But although that debate is philosophically interesting, I don’t think it’s where the real action is, so resolution of that particular criticism of Dorf is not terribly important. Rather, my impression is that Barnett, Balkin, and Solum believe relatively few controversial questions will actually get resolved at Step One. (I should note that Balkin’s Step One, by explicitly incorporating “principles,” can be Step-Two-like. I don’t think that fundamentally changes my analysis.) Rather, most questions will be proceeding to Step Two.
And Dorf’s criticism there is, Step Two is not a heck of a lot different than Living Constitutionalism. Nearly all of the interesting constitutional interpretation issues jump immediately to Step Two–the nonoriginalist part of New Originalism. That is, all of the phrases of the Constitution that produce actual litigation–“equal protection of the laws,” “due process,” “commerce,” “necessary and proper,” “freedom of speech,” “cruel and unusual punishment,” etc.–all are vague, and therefore not susceptible to Step One resolution. Original public meaning can do nothing to resolve any of those disputes.
This, according to New Originalists, is actually a feature of their theory, not a bug. Original public meaning gives us the bedrock on which constitutional interpretation rests; it tells us that when the Constitution says “thirty-five years old,” it can’t be read to allow a president who is only thirty; it tells us that the obligation of the national government to protect states against “domestic violence” does not refer to spousal abuse. The problem is, no one argues those issues. There are no cases in which someone petitions the Supreme Court for a ruling on whether states should get three senators. New Originalism answers the questions no one asks.
That’s actually fine, if New Originalism were meant as a blow in the battles between philosophers of language. Philosophers of language have been struggling for decades to figure out how simple sentences such as “The cat is on the mat” or “Water is wet” come to have the meanings they do (assuming they have any meaning at all). But I think it’s fair to say that the promise of originalism has been far different than that. Rather than a theory of constitutional language, originalism has long been billed as a theory of interpretation–a theory that, when skillfully applied, will give us the answers to the really hard questions in constitutional law: is there a constitutional right to privacy? Why is Brown v. Board of Education rightly decided (or is it)? Is campaign spending free speech? Is it “necessary and proper” to the Commerce power for Congress to regulate home-grown wheat? What level of notice of a proceeding is required by due process?

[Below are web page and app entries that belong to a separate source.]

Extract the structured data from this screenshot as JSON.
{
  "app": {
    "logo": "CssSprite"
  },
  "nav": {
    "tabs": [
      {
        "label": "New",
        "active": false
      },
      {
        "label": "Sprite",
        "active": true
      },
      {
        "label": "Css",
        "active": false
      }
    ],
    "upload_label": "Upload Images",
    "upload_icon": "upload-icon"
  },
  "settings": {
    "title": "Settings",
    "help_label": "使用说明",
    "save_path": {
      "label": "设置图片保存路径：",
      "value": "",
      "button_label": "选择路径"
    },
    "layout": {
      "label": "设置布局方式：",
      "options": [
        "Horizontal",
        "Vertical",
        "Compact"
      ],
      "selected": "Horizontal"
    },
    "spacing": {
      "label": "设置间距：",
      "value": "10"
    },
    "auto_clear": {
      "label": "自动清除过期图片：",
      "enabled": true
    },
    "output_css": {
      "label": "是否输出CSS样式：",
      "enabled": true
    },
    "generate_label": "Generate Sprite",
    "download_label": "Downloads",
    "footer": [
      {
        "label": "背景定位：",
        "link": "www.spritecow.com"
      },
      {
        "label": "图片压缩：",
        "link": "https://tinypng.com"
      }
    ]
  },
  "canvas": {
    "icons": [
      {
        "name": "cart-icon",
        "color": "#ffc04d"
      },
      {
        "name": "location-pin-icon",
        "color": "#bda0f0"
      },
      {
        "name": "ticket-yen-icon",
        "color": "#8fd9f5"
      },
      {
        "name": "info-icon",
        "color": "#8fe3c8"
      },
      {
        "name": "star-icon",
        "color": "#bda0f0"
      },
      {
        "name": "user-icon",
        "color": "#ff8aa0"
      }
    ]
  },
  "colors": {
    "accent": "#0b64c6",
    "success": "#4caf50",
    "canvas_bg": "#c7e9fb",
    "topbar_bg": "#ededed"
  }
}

The originalist part of New Originalism–Step One–does not provide answers to those questions. It only, as far as I can tell, makes us jump through an extra hoop before getting to where the action really is: non-originalist Step Two of the analysis, where courts and other interpreters can look at precedents, structure, history, context, public policy, and other sources of meaning.
If that’s how New Originalism would work in practice, it’s not even a second-best interpretive choice, as Barnett puts it. In most cases, it’s simply an unnecessary hoop before the main action — figuring out what the Constitution means today.